### What the task asks
Check every line below, and copy those that include "handle".

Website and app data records
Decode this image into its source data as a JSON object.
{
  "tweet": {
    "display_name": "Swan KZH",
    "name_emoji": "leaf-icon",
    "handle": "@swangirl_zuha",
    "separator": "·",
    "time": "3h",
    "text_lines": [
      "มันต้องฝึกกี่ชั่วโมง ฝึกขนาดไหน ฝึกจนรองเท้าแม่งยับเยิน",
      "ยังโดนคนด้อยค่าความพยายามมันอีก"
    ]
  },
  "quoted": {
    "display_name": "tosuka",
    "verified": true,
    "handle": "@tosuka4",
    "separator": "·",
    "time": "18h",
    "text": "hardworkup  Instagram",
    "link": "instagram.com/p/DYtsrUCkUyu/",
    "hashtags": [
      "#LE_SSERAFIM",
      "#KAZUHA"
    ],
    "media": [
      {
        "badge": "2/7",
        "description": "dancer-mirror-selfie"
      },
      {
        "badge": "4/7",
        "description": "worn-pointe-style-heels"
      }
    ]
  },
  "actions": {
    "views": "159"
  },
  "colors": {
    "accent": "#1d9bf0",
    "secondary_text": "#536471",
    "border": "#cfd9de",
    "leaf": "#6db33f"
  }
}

### Reply
    "handle": "@swangirl_zuha",
    "handle": "@tosuka4",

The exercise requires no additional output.